▶ Directions for this task
In the entries below, work out how many lines include "Page", and write only that number.
*** Opening of Data shown ***
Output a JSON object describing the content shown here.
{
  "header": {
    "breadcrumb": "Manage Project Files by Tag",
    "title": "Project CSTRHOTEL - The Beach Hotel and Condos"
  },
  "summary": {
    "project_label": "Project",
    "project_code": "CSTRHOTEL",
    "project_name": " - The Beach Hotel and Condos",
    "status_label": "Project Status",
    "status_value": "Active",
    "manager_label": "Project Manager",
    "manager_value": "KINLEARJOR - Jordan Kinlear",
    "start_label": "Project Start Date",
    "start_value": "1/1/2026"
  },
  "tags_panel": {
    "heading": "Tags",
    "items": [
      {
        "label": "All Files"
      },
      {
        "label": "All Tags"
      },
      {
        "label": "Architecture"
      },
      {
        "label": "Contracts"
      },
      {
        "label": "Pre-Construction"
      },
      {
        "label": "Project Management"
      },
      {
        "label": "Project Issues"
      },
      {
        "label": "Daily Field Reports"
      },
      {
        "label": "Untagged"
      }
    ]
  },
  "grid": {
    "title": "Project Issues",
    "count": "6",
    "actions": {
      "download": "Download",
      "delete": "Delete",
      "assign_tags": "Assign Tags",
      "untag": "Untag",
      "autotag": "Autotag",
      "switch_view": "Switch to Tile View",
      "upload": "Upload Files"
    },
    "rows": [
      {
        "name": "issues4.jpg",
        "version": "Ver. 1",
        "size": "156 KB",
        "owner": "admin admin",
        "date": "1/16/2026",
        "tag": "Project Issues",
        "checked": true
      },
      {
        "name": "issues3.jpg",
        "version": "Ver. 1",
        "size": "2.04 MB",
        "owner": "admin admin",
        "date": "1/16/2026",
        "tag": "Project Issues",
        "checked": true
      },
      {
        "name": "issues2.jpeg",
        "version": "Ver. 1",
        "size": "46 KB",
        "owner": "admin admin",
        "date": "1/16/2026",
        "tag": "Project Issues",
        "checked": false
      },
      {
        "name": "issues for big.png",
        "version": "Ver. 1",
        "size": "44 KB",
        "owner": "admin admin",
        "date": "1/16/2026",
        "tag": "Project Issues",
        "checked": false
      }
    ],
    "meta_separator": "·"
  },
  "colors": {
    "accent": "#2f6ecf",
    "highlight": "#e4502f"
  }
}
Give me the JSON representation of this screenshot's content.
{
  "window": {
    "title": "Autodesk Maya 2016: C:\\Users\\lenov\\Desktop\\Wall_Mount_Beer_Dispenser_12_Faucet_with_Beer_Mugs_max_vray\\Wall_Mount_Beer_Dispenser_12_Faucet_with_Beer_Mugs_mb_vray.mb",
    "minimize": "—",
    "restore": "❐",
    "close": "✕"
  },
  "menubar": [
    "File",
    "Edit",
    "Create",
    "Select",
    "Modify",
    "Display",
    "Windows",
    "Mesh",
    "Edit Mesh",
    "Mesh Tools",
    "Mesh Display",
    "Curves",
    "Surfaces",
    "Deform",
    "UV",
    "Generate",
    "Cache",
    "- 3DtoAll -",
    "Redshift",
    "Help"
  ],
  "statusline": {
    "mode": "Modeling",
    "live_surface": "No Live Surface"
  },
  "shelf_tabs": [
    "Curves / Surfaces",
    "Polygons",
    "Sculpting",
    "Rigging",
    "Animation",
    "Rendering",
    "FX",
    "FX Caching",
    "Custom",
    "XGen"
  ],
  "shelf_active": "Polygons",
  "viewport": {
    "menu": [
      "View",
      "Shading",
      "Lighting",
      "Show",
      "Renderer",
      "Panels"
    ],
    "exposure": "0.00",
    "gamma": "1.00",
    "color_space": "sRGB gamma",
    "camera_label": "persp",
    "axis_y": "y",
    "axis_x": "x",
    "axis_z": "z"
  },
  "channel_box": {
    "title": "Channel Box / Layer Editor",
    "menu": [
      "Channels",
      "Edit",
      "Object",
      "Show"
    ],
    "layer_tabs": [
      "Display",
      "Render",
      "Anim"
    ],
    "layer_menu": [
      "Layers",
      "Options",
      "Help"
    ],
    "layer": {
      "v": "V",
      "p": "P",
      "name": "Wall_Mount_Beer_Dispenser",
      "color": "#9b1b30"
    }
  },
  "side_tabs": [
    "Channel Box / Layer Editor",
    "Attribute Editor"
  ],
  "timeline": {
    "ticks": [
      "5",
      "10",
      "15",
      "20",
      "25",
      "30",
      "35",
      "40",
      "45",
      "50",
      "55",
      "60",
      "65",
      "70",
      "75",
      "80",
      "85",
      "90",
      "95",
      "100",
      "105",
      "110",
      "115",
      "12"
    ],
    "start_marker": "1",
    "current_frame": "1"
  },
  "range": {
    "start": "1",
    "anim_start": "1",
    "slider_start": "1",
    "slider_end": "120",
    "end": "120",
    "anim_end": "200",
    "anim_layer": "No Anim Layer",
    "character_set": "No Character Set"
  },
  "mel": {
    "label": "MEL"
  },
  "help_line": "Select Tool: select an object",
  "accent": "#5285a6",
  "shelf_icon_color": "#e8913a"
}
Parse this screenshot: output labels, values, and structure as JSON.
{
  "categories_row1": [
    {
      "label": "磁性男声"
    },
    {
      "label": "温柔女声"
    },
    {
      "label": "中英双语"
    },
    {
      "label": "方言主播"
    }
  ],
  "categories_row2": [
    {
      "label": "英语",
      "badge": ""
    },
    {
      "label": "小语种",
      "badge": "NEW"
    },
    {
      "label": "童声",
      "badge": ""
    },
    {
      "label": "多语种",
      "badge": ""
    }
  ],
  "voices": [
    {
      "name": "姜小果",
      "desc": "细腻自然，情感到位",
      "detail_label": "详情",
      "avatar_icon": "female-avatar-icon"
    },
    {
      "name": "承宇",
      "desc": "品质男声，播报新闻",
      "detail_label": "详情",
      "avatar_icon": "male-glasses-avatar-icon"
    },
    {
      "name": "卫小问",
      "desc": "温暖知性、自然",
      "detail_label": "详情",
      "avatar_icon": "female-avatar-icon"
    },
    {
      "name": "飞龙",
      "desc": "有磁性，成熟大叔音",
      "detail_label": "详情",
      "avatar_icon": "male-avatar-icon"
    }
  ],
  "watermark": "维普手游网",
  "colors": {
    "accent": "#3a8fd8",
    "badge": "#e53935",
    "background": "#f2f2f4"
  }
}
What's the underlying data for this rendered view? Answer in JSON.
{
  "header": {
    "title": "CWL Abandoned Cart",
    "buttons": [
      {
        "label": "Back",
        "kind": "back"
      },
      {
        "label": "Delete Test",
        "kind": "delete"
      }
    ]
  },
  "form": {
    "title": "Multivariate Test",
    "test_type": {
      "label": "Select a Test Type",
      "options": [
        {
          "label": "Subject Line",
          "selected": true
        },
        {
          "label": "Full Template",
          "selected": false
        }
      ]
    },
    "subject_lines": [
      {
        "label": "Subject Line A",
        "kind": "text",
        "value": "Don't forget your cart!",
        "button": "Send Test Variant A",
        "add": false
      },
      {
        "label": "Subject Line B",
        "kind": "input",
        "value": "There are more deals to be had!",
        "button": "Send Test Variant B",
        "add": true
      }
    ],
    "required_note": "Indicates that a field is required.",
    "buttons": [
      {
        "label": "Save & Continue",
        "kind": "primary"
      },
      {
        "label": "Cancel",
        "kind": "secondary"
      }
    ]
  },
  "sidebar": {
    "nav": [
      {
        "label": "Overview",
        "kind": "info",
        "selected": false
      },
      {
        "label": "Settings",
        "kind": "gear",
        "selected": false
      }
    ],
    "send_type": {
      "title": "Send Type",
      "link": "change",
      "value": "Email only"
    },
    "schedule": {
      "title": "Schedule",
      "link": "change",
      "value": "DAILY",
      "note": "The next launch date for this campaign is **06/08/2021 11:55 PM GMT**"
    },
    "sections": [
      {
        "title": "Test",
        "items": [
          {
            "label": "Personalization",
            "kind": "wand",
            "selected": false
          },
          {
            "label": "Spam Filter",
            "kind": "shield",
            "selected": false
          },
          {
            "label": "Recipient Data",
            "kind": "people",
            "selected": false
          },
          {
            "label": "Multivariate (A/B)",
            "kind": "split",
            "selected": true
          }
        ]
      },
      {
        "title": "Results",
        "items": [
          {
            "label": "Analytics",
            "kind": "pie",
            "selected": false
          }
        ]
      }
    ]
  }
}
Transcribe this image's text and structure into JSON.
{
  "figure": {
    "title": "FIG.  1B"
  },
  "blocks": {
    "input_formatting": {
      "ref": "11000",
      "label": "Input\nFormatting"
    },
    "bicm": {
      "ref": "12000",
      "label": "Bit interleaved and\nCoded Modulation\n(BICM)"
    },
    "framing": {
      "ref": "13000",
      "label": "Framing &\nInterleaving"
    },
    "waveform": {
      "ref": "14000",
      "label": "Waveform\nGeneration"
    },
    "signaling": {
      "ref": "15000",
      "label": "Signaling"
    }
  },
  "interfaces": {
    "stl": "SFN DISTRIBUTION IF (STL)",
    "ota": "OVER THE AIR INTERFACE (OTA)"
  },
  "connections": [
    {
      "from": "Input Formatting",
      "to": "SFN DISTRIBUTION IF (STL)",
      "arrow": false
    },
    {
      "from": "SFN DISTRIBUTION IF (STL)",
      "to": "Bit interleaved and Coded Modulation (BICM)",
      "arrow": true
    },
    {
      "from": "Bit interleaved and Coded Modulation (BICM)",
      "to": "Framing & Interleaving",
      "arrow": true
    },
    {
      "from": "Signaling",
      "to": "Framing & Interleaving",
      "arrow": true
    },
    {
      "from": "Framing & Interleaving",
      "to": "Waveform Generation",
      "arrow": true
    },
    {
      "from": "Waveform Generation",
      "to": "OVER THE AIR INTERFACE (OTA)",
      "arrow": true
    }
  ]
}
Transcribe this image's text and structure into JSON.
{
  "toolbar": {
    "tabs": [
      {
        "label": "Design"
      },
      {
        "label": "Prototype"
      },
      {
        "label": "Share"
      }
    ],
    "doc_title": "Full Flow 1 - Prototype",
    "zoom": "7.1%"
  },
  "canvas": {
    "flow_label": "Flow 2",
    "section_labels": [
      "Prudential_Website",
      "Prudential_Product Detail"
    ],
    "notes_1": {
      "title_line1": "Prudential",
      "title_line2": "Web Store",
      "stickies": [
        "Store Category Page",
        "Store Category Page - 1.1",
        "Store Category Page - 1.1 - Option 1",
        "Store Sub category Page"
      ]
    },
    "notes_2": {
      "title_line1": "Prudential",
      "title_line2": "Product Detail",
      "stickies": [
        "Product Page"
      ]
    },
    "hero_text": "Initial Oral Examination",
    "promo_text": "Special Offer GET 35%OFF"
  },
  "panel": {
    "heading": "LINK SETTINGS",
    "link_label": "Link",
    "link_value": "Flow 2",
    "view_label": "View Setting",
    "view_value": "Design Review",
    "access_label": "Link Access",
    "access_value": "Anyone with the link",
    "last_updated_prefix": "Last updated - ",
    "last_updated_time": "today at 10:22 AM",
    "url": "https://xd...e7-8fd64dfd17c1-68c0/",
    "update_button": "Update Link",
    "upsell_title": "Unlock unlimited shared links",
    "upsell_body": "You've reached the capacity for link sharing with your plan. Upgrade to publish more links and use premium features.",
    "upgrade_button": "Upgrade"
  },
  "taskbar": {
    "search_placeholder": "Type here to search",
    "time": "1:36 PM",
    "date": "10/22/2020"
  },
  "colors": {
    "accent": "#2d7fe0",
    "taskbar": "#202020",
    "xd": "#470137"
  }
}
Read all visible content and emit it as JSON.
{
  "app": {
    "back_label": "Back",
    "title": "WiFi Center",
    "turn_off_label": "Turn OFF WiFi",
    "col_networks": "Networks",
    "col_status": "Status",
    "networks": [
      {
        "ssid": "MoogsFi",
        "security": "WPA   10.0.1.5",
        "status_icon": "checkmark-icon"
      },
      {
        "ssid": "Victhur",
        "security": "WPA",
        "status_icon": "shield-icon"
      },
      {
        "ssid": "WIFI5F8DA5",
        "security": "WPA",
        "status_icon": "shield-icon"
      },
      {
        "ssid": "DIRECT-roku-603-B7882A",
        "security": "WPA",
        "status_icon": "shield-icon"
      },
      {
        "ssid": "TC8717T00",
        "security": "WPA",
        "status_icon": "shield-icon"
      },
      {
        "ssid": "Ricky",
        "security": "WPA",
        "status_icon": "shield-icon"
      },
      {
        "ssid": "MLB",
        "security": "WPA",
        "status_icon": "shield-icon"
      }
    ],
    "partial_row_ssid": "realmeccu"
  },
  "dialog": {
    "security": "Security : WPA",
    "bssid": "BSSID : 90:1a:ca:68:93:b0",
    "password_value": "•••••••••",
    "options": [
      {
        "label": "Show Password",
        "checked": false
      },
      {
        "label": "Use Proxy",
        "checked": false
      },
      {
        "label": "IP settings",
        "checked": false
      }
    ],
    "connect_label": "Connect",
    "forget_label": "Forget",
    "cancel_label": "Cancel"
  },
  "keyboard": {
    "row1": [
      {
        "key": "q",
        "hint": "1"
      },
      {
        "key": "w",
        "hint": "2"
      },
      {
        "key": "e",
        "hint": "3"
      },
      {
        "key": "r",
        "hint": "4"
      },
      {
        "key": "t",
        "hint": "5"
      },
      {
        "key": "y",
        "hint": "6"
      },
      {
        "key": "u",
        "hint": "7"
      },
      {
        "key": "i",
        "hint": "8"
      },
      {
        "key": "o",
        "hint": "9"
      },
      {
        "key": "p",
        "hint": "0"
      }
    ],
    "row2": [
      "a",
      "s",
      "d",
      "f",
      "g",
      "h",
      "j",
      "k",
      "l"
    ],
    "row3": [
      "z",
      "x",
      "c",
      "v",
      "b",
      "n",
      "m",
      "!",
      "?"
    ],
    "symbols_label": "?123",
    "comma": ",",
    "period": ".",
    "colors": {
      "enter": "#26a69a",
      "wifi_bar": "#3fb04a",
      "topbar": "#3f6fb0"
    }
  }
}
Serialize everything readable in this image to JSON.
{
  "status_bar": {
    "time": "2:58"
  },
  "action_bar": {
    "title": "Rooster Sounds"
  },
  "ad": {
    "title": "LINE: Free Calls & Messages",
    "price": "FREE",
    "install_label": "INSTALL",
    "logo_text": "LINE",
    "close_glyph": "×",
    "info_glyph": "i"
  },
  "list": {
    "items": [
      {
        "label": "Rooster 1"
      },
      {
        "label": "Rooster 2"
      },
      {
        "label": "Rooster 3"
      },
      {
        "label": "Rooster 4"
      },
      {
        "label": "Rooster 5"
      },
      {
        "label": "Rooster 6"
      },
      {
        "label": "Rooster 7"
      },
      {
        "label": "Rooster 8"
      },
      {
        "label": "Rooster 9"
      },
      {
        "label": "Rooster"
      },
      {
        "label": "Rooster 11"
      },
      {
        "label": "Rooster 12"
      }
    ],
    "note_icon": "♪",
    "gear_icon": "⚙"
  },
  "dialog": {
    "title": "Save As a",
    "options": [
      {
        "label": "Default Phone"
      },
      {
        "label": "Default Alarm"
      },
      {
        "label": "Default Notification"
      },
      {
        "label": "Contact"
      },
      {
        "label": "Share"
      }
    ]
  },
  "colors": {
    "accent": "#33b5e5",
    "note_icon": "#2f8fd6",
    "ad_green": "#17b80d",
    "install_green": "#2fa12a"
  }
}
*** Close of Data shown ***
▶ Exercise result
5